EXERCISE OBJECTIVE: All lines below containing the string "click" are to be copied.

Data records for software interfaces
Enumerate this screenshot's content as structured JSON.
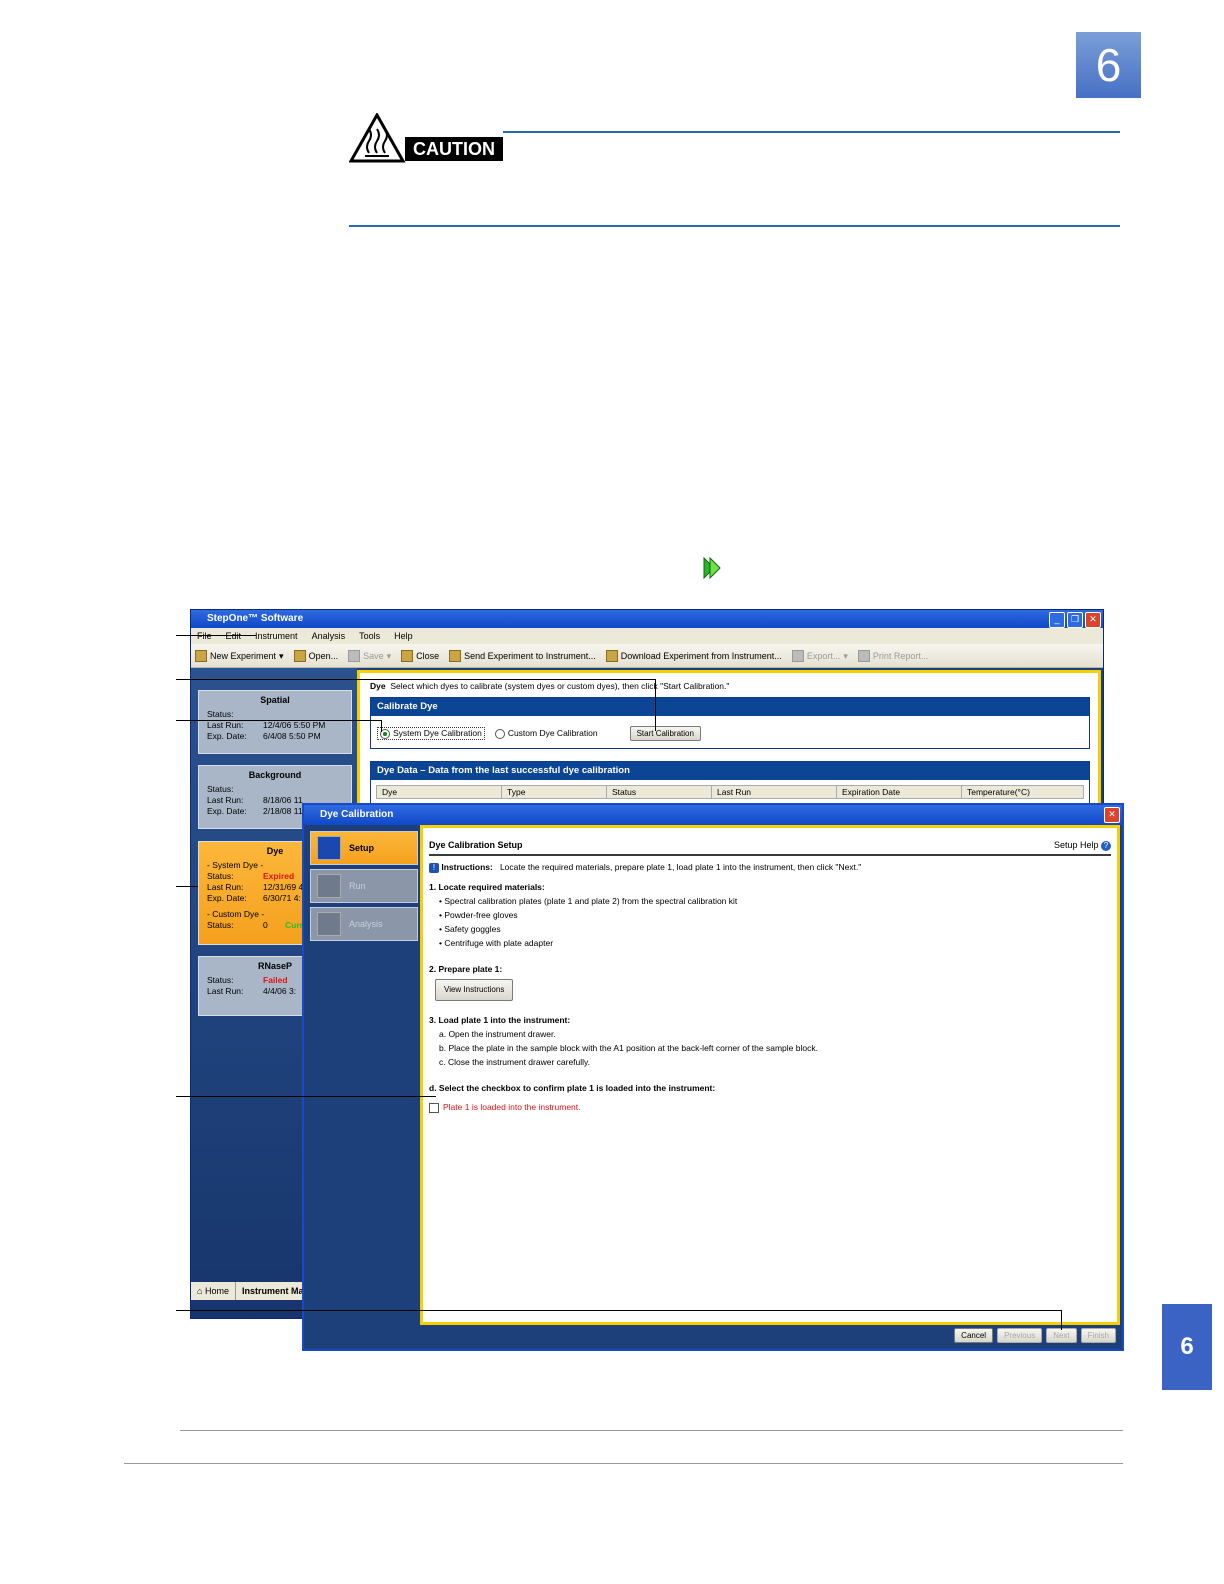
{
  "chapter_number": "6",
  "side_tab_number": "6",
  "caution": {
    "label": "CAUTION"
  },
  "window": {
    "title": "StepOne™ Software",
    "menu": [
      "File",
      "Edit",
      "Instrument",
      "Analysis",
      "Tools",
      "Help"
    ],
    "toolbar": {
      "new_experiment": "New Experiment",
      "open": "Open...",
      "save": "Save",
      "close": "Close",
      "send": "Send Experiment to Instrument...",
      "download": "Download Experiment from Instrument...",
      "export": "Export...",
      "print_report": "Print Report..."
    },
    "cards": {
      "spatial": {
        "title": "Spatial",
        "status_label": "Status:",
        "last_run_label": "Last Run:",
        "last_run": "12/4/06 5:50 PM",
        "exp_date_label": "Exp. Date:",
        "exp_date": "6/4/08 5:50 PM"
      },
      "background": {
        "title": "Background",
        "status_label": "Status:",
        "last_run_label": "Last Run:",
        "last_run": "8/18/06 11",
        "exp_date_label": "Exp. Date:",
        "exp_date": "2/18/08 11"
      },
      "dye": {
        "title": "Dye",
        "system_dye": "- System Dye -",
        "status_label": "Status:",
        "status": "Expired",
        "last_run_label": "Last Run:",
        "last_run": "12/31/69 4",
        "exp_date_label": "Exp. Date:",
        "exp_date": "6/30/71 4:",
        "custom_dye": "- Custom Dye -",
        "custom_status_label": "Status:",
        "custom_status_count": "0",
        "custom_status": "Curr"
      },
      "rnasep": {
        "title": "RNaseP",
        "status_label": "Status:",
        "status": "Failed",
        "last_run_label": "Last Run:",
        "last_run": "4/4/06 3:"
      }
    },
    "home_tabs": [
      "Home",
      "Instrument Ma"
    ],
    "instructions_label": "Dye",
    "instructions_text": "Select which dyes to calibrate (system dyes or custom dyes), then click \"Start Calibration.\"",
    "calibrate_panel": {
      "title": "Calibrate Dye",
      "system_option": "System Dye Calibration",
      "custom_option": "Custom Dye Calibration",
      "start_button": "Start Calibration"
    },
    "dye_data_panel": {
      "title": "Dye Data – Data from the last successful dye calibration",
      "columns": [
        "Dye",
        "Type",
        "Status",
        "Last Run",
        "Expiration Date",
        "Temperature(°C)"
      ]
    }
  },
  "dialog": {
    "title": "Dye Calibration",
    "steps": [
      "Setup",
      "Run",
      "Analysis"
    ],
    "heading": "Dye Calibration Setup",
    "setup_help": "Setup Help",
    "instructions_label": "Instructions:",
    "instructions_text": "Locate the required materials, prepare plate 1, load plate 1 into the instrument, then click \"Next.\"",
    "sec1_title": "1. Locate required materials:",
    "materials": [
      "Spectral calibration plates (plate 1 and plate 2) from the spectral calibration kit",
      "Powder-free gloves",
      "Safety goggles",
      "Centrifuge with plate adapter"
    ],
    "sec2_title": "2. Prepare plate 1:",
    "view_instructions": "View Instructions",
    "sec3_title": "3. Load plate 1 into the instrument:",
    "load_steps": [
      "a. Open the instrument drawer.",
      "b. Place the plate in the sample block with the A1 position at the back-left corner of the sample block.",
      "c. Close the instrument drawer carefully."
    ],
    "sec_d_title": "d. Select the checkbox to confirm plate 1 is loaded into the instrument:",
    "checkbox_label": "Plate 1 is loaded into the instrument.",
    "buttons": {
      "cancel": "Cancel",
      "previous": "Previous",
      "next": "Next",
      "finish": "Finish"
    }
  },
  "colors": {
    "accent": "#2c68b8",
    "expired": "#e01515",
    "current": "#29c12a",
    "highlight": "#f5d000"
  }
}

ANSWER AREA:
    "instructions_text": "Select which dyes to calibrate (system dyes or custom dyes), then click \"Start Calibration.\"",
    "instructions_text": "Locate the required materials, prepare plate 1, load plate 1 into the instrument, then click \"Next.\"",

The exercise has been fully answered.